Not too often one goes behind the design story of a hotel. But this time, after a 4-day wonderful stay at Fairmont Jaipur as part of WPP Stream event, I took some time to explore. And the hotel team was more than willing to take me around and go beyond just telling the restaurant names.
Fairmont’s philosophy says “guests should experience an authentic reflection of each destination’s energy, culture, and history.” Fairmont is also said to be the ‘world’s most storied hotel brand.’
Fairmont Jaipur also has its own story. A design story that is true to its philosophy.
Themed after a fort palace, Fairmont is a fusion of Mughal and Rajasthani Hindu architecture. From the outside, its fort-like appearance is set to give a distinct ‘masculine’ nature, while the interiors are said to be of ‘feminine’ nature. The exteriors, coated with grey Tedlar, have a rustic look. The main gate with two massive wooden doors are like any other fort entrance. Unlike the regular resorts and hotels, you do not step into a lawn or a garden first. You enter an area filled with gravel. For, in ancient forts, the rough ground helped elephants to move around better.
Another massive wooden door marks the entrance to the building. One of the doors has a small opening where you bend down and get into the building. Why do you have to do this? Because any arms you are hiding are likely to fall down when you bend. I have seen such doors in many forts, but never knew the reason.
Once inside, you are in the ‘Char Baugh’ or the garden area, where you can relax. The ‘Jarokhas’ overlook the garden. Jarokhas, typical of Rajasthani/Mughal architecture, are enclosed, overhang balconies where women in ‘purda’ can watch street processions.
Chaur Baugh leads you to the Rang Mahal where court musicians once played music. The roof has fine engravings of musicians and artists.
The reception area, a well laid-out large hall is designed after ‘Diwaane-e-aam’ or the People’s Place where the subjects can meet their king. Beautiful hand-painted tiles and some spears, swords, and armour adorn the walls.
The bar, ‘Anjum,’ meaning Constellation of Stars has ornate ceiling lamps that resemble stars. The intricate hand-painted designs on the wall/roof artfully masquerade the AC vents.
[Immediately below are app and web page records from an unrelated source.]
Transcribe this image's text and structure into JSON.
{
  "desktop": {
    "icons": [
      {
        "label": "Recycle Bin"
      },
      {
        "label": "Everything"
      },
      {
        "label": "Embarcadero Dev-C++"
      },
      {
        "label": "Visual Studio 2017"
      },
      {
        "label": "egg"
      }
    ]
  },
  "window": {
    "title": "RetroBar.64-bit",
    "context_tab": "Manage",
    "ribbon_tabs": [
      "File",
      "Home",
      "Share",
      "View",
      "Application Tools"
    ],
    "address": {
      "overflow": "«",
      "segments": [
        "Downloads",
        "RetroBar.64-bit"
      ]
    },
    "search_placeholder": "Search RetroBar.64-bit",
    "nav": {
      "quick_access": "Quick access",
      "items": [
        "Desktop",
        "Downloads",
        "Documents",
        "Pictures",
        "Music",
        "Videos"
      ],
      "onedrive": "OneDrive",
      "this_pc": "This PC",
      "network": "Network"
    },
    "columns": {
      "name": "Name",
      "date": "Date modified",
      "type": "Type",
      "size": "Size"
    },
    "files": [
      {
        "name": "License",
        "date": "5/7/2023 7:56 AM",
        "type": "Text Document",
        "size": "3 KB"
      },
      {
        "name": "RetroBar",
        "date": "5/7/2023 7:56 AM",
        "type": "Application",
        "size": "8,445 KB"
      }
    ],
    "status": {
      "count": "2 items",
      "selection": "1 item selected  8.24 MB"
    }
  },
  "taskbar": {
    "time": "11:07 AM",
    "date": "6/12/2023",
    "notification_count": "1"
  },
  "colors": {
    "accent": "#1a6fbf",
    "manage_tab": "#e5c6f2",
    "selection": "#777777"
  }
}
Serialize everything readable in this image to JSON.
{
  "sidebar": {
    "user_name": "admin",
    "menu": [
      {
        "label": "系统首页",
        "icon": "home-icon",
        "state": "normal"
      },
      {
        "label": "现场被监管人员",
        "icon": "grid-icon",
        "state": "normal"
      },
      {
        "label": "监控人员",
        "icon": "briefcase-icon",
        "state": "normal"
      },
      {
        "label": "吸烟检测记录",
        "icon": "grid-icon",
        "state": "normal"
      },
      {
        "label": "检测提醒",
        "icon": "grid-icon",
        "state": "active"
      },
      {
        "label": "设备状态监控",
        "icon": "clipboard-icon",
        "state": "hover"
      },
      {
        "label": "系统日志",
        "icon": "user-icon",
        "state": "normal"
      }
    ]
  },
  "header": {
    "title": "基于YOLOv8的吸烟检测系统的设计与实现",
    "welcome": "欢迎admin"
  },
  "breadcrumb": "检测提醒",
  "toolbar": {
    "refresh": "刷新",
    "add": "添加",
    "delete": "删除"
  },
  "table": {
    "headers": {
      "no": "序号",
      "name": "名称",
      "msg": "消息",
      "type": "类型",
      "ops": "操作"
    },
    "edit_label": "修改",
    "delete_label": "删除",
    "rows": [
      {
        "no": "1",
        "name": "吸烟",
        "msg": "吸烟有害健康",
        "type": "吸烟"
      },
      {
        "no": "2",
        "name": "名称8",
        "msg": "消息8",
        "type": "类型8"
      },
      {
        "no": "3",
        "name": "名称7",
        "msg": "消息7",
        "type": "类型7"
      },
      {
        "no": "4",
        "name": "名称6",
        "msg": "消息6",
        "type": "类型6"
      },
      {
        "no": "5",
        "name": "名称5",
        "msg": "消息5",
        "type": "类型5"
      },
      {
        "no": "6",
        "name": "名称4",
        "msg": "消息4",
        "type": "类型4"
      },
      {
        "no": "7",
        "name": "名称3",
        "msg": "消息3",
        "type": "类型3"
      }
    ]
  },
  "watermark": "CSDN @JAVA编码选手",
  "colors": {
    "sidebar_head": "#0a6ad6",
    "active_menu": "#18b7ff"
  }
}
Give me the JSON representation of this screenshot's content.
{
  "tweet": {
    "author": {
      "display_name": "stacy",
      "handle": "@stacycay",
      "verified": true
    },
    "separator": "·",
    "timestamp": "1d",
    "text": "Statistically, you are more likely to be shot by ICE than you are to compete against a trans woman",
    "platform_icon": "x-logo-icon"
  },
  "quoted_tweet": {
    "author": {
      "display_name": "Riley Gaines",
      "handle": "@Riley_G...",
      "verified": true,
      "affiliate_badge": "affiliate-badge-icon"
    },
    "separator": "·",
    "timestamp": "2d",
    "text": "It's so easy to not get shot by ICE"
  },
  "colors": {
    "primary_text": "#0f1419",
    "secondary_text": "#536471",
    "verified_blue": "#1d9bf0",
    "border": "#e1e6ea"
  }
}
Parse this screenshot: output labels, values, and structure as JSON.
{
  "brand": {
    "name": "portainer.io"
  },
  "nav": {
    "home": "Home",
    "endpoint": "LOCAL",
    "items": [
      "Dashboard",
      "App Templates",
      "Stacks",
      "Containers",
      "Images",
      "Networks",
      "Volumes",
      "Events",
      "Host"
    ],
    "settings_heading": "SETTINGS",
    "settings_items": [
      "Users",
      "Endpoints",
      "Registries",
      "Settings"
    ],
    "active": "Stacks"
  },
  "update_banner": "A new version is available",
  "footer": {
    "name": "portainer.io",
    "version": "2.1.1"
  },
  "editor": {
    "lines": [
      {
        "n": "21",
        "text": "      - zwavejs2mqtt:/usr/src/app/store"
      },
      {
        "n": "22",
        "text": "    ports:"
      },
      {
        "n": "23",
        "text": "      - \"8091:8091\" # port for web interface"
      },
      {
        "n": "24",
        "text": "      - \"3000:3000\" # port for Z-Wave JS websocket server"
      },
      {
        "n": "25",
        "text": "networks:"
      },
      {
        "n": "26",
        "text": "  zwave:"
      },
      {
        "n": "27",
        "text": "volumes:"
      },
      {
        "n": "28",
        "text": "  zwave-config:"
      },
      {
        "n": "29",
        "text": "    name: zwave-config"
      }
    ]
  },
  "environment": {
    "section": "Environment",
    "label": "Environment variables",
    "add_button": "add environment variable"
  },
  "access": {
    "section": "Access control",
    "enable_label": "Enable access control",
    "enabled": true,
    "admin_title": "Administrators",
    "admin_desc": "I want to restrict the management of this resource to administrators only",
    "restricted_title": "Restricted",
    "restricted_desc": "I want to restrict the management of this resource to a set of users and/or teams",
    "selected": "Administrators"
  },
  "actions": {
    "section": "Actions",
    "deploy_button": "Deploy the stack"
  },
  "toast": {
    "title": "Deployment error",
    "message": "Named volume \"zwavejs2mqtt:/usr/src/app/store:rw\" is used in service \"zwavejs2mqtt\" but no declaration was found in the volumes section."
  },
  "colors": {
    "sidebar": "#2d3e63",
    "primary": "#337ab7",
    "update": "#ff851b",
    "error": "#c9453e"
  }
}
The parrot is a recurring motif in this palace. There are paintings as well as sculptures of hanging parrots in each of the rooms. Parrots, it is said that were the only companions for women in the palace when their warrior men were out, waging wars to defend their kingdoms or conquer distant lands.
The design of the pool is inspired by the traditional Indian board game ‘Chaupar.‘ These boards are traditionally made from wool or cloth and the game is played on table or floor. It is said that there are palaces built by Mughal emperors, which served as giant Chaupar boards.
Some of the other interesting aspects of the design are ‘Aza,‘ the library bar, designed after traditional hunting lodges. The restaurant ‘Zoya‘ meaning sunlight has Persian as the theme with its blue pottery and the Persian tent. ‘Zarina‘ meaning gold is a yet-to-be-opened restaurant and is characterised by the intricate gold paintings on its roof. Most of the furniture design stands out with its complex ‘camel-bone‘ in-lay work. Adjacent to the main entrance is an imposing and elaborately carved, 350-year old wooden door.
Complementing its rich artistic beauty is Fairmont Jaipur’s delicious food and the most friendly and warm staff. Good enough reasons for you to add Fairmont Jaipur to your ‘to-do’ list.
Fairmont Jaipur, a luxury hotel, nestled among the Aravalli hills is on the Jaipur–Delhi highway and at about 45 minutes drive from the airport/railway station. For more details, visit Fairmont Jaipur.